After two rocky years and a severe global financial crisis, General Electric Co expects its profit and dividend to rise in 2011, the largest U.S. conglomerate's chief financial officer said.

The world's largest maker of jet engines and electricity-producing turbines expects its results to improve after the first quarter of 2010, CFO Keith Sherin told an investor conference on Tuesday.

We have very good visibility around our cash flow ... If you think about 2011 for us, we believe we're going to have earnings growth, Sherin said. We plan to resume growing the dividend again in 2011.

GE has stopped giving investors per-share earnings targets, but has said it expects 2010 profit to be roughly flat with last year's performance.

The Fairfield, Connecticut-based company cut its quarterly dividend by 68 percent in February 2009 to protect its financial flexibility.

Analysts, on average, look for 2010 profit of 99 cents per share, including items, with 2011 profit forecast at $1.24 per share, according to Thomson Reuters I/B/E/S.

Some analysts have become more bullish on GE's 2011 prospects in recent days.

We now see the potential for a beat in 2011, JP Morgan analyst Stephen Tusa wrote in a note to clients issued before Sherin's talk.

He expects GE annual profit to about double to $2 per share by 2013.

Wall Street forecasts first-quarter profit of 17 cents per share, down from 26 cents last year, but after that, GE expects results to improve.

If you look at the first quarter, the estimates out there for consensus are down year over year, Sherin said. If the first quarter's down, but the whole year is flat, the rest of the year improves.


Over the long term, the company aims to cut back its GE Capital finance arm to generate 30 percent to 40 percent of overall corporate profit, down from more than half before the recession, Sherin said.

It expects mid-market lending and leasing to account for 40 percent to 50 percent of its GE Capital operations and for the financial units attached to GE's industrial businesses to represent about 20 percent of the operation. The smaller slices of the pie will be consumer finance, representing 15 percent to 20 percent of the whole, and real estate, representing about 15 percent, Sherin said.

Having survived a credit crunch that led to the collapse of Lehman Brothers and Bear Stearns and sent rival commercial lender CIT Group Inc into bankruptcy and caused many U.S. banks to tighten lending, GE has had an easier time winning finance contracts at attractive terms, Sherin said.

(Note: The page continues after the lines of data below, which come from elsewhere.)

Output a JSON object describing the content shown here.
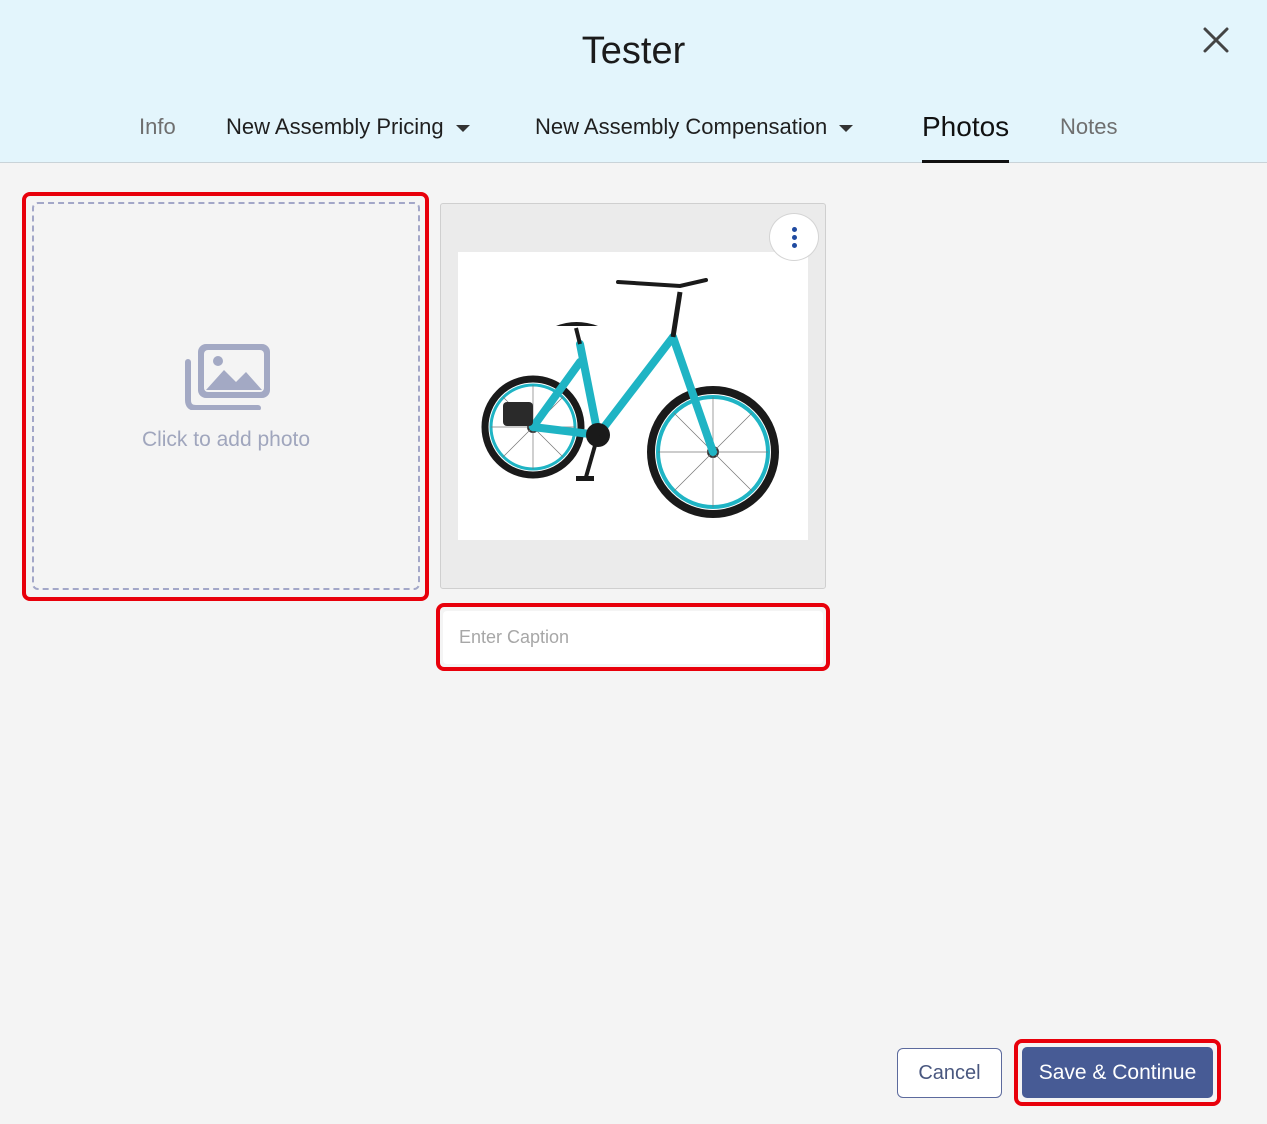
{
  "dialog": {
    "title": "Tester"
  },
  "tabs": [
    {
      "label": "Info",
      "active": false
    },
    {
      "label": "New Assembly Pricing",
      "active": false,
      "dropdown": true
    },
    {
      "label": "New Assembly Compensation",
      "active": false,
      "dropdown": true
    },
    {
      "label": "Photos",
      "active": true
    },
    {
      "label": "Notes",
      "active": false
    }
  ],
  "photos": {
    "add_label": "Click to add photo",
    "add_icon": "photo-gallery-icon",
    "items": [
      {
        "image": "teal step-through e-bike",
        "caption_placeholder": "Enter Caption",
        "caption_value": ""
      }
    ]
  },
  "footer": {
    "cancel_label": "Cancel",
    "save_label": "Save & Continue"
  },
  "colors": {
    "header_bg": "#e3f5fc",
    "primary": "#475b95",
    "highlight": "#e8000b",
    "accent_bike": "#1fb4c4"
  }
}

The financial crisis had a lot of competitive impacts and one of them was a lot of the competitors that we used to go head to head with are no longer participating in the marketplace, he said.

For instance, when the time came last year to renew GE's private-label credit-card contracts with retailers Wal-Mart Stores Inc and JC Penney Co Inc , no one else came to the party to bid, Sherin said.

As a result, that business segment has become more profitable for GE Capital.

The returns are far better than they were before, he added.

GE shares were up 2.5 percent at $17.72 in early afternoon trading on the New York Stock Exchange.

(Reporting by Scott Malone; editing by Gerald E. McCormick, Derek Caney and Andre Grenon)